Lewis, Wall Street Journal baselessly suggest student loan provisions benefit "favored" nonprofits
Blog ››› ››› JUSTIN BERRIER
On the March 29 edition of Fox News' Fox & Friends, Politics Daily columnist Matt Lewis advanced dubious claims first made by the Wall Street Journal that certain provisions relating to overhauling student loans in the reconciliation bill were added to benefit "a handful of favored nonprofit companies." The legislation in question eliminates the Federal Family Education Loan (FFEL) program, which, as the New York Times reported, gave commercial banks "guaranteed federal subsidies to lend money to students, with the government assuming nearly all the risk." Under the legislation, qualifying state-based nonprofits would be able to continue servicing federally subsidized student loans. Lewis and the Wall Street Journal suggested that this provision was added to benefit, as Fox & Friends co-host Steve Doocy put it, "some of" the Democrats' "nonprofit pals."
Their evidence? The Journal claims that one of the "several dozen nonprofit firms" that could be affected by this legislation, ALL Student Loan, "may have helped its cause by retaining the services of Vincent Reusing, a lobbyist whom the Chronicle of Higher Education has described as a 'personal friend' of" Rep.George Miller (D-CA). Lewis repeated this charge on Fox & Friends. Without explaining how, the Journal claims that ALL Student Loan counts as one of the "favored nonprofits" who will be receiving a new "revenue stream" from this legislation. But considering the Journal itself admits that ALL Student Loan is only one of "several dozen nonprofit firms" that could benefit from the legilsation, it's hard to see how this provision was included in order to benefit one nonprofit who hired one lobbyist who may or may not be a "personal friend" of one of the lawmakers involved in drafting the legislation.

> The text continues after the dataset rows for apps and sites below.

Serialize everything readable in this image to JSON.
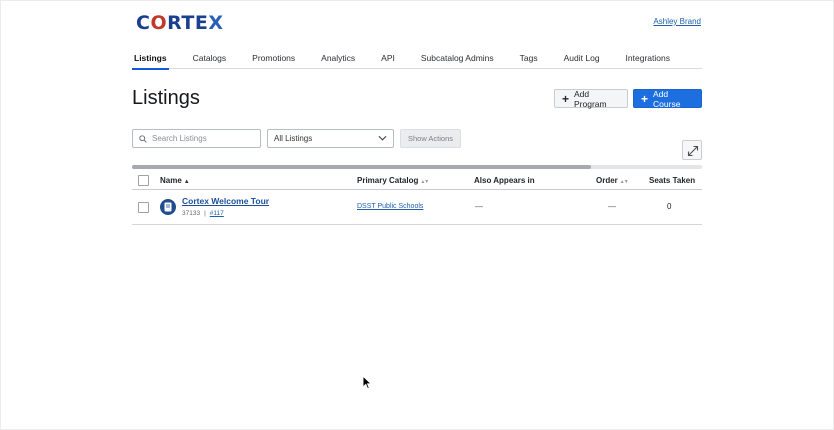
{
  "header": {
    "logo": {
      "text_a": "C",
      "text_brain": "O",
      "text_b": "RTE",
      "text_x": "X"
    },
    "user_name": "Ashley Brand"
  },
  "tabs": [
    {
      "label": "Listings",
      "active": true
    },
    {
      "label": "Catalogs",
      "active": false
    },
    {
      "label": "Promotions",
      "active": false
    },
    {
      "label": "Analytics",
      "active": false
    },
    {
      "label": "API",
      "active": false
    },
    {
      "label": "Subcatalog Admins",
      "active": false
    },
    {
      "label": "Tags",
      "active": false
    },
    {
      "label": "Audit Log",
      "active": false
    },
    {
      "label": "Integrations",
      "active": false
    }
  ],
  "page": {
    "title": "Listings",
    "add_program_label": "Add Program",
    "add_course_label": "Add Course"
  },
  "filters": {
    "search_placeholder": "Search Listings",
    "search_value": "",
    "select_value": "All Listings",
    "show_actions_label": "Show Actions"
  },
  "scroll": {
    "thumb_fraction": 0.805
  },
  "table": {
    "columns": {
      "name": "Name",
      "primary_catalog": "Primary Catalog",
      "also_appears_in": "Also Appears in",
      "order": "Order",
      "seats_taken": "Seats Taken"
    },
    "rows": [
      {
        "name": "Cortex Welcome Tour",
        "id": "37133",
        "separator": "|",
        "number_link": "#117",
        "primary_catalog": "DSST Public Schools",
        "also_appears_in": "—",
        "order": "—",
        "seats_taken": "0"
      }
    ]
  },
  "colors": {
    "primary": "#1d6fe0",
    "link": "#1e5fa8",
    "tab_underline": "#0d5bd6",
    "logo_navy": "#1b3f8f"
  }
}
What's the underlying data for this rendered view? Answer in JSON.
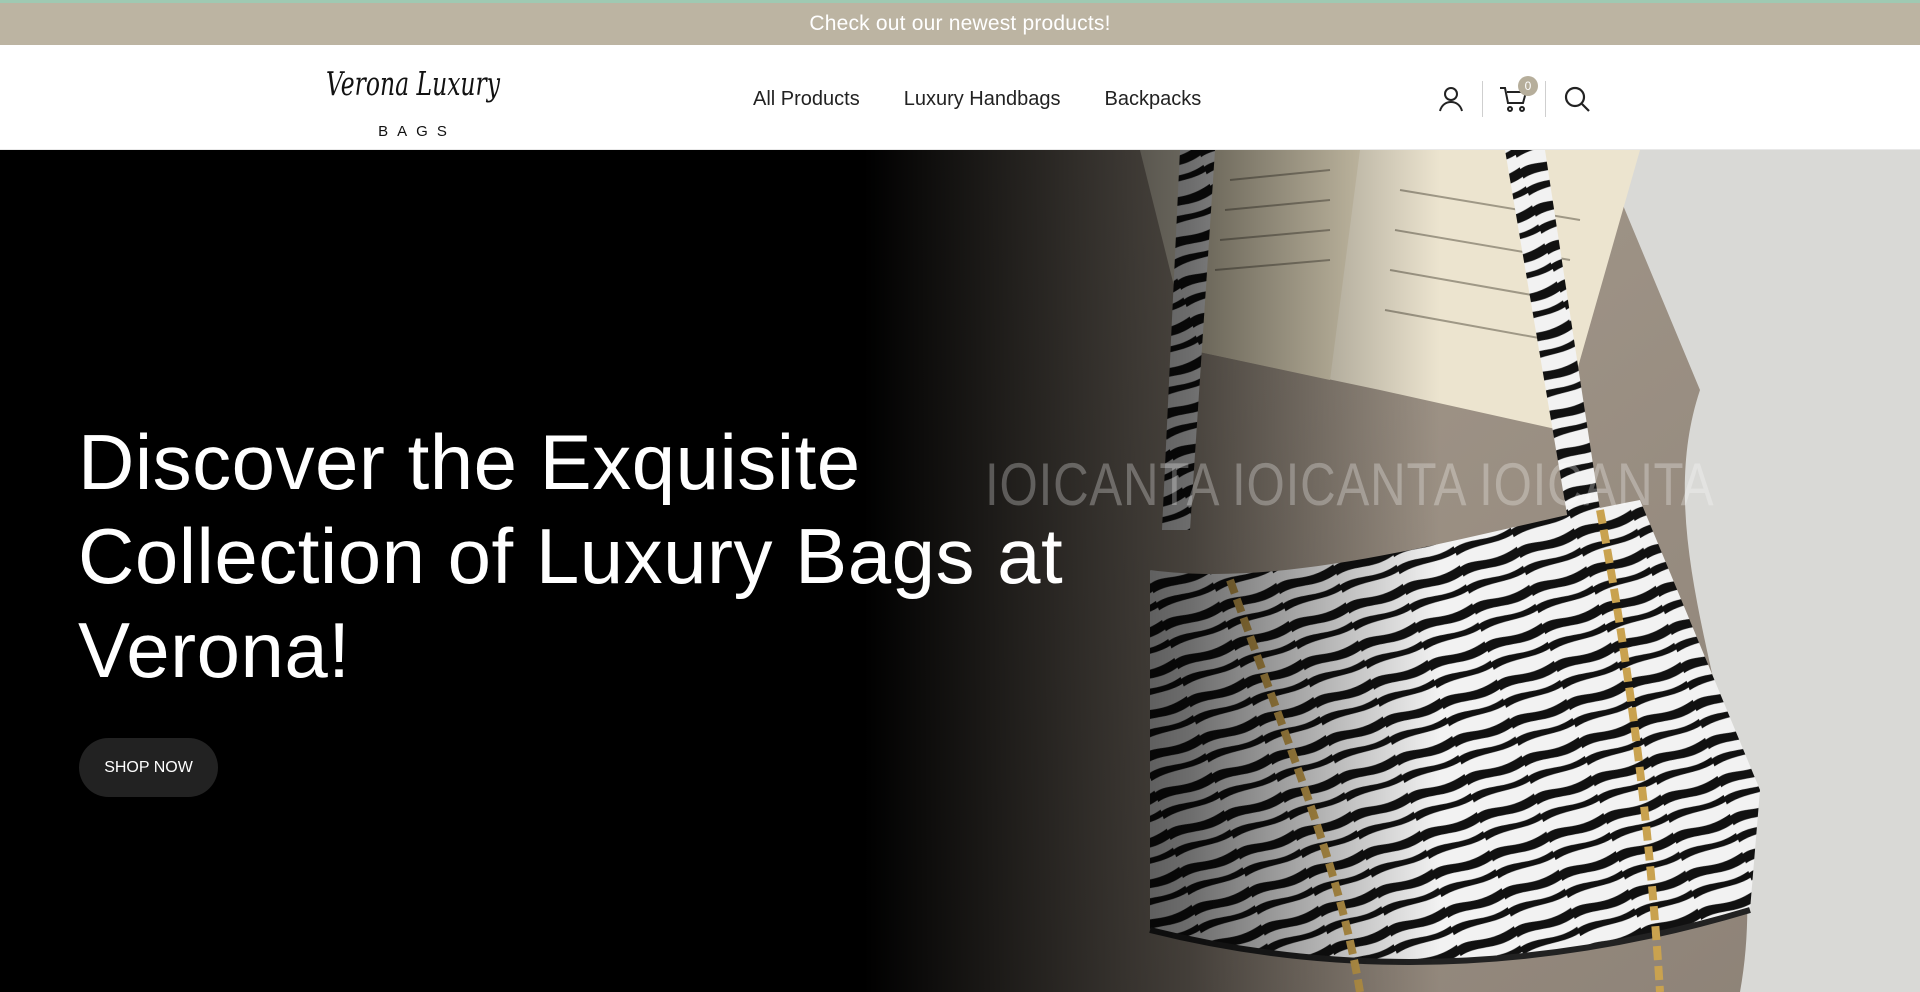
{
  "announcement": {
    "text": "Check out our newest products!",
    "background": "#bcb4a2"
  },
  "brand": {
    "script_name": "Verona Luxury",
    "sub_name": "BAGS"
  },
  "nav": {
    "items": [
      {
        "label": "All Products"
      },
      {
        "label": "Luxury Handbags"
      },
      {
        "label": "Backpacks"
      }
    ]
  },
  "header_icons": {
    "account_icon": "user-icon",
    "cart_icon": "cart-icon",
    "cart_count": "0",
    "search_icon": "search-icon",
    "badge_color": "#b6ae9b"
  },
  "hero": {
    "title": "Discover the Exquisite Collection of Luxury Bags at Verona!",
    "cta_label": "SHOP NOW",
    "image_watermark": "IOICANTA IOICANTA IOICANTA",
    "image_subject": "zebra-print shoulder bag with gold chain on beige coat and open book"
  }
}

But, on Fox & Friends, Lewis didn't stop there. He also claimed that the student loan aspects of the reconciliation package was included in the legislation because "in order to pass the health care bill," Democrats "promised that it would be deficit neutral and as you know, they did a lot of maneuvering" to "make the numbers add up." Lewis claimed that part of the "maneuvering" to make the CBO's "bogus numbers line up" was to add the student loan provision, which has been estimated to save the government $61 billion. What Lewis failed to mention, however, is that of the $143 billion the CBO estimated the health care bill with the reconciliation fixes would reduce the deficit by, only $19 billion of that deficit reduction savings came from the "education provisions" in the bill, which include the student loan overhaul. The Washington Post reported that "most of" the money the federal government will save from overhauling student loans "would go to the popular but oversubscribed Pell Grant program for the burgeoning number of students from low- and moderate-income families." Also, Lewis forgets that every version of the health care bill created before the student loan legislation was added also reduced the deficit, making it even more unlikely that the student loan overhaul needed to be added to the health care reconciliation bill to obscure the costs of health care reform and make reform seem to "be deficit neutral."
From Fox & Friends: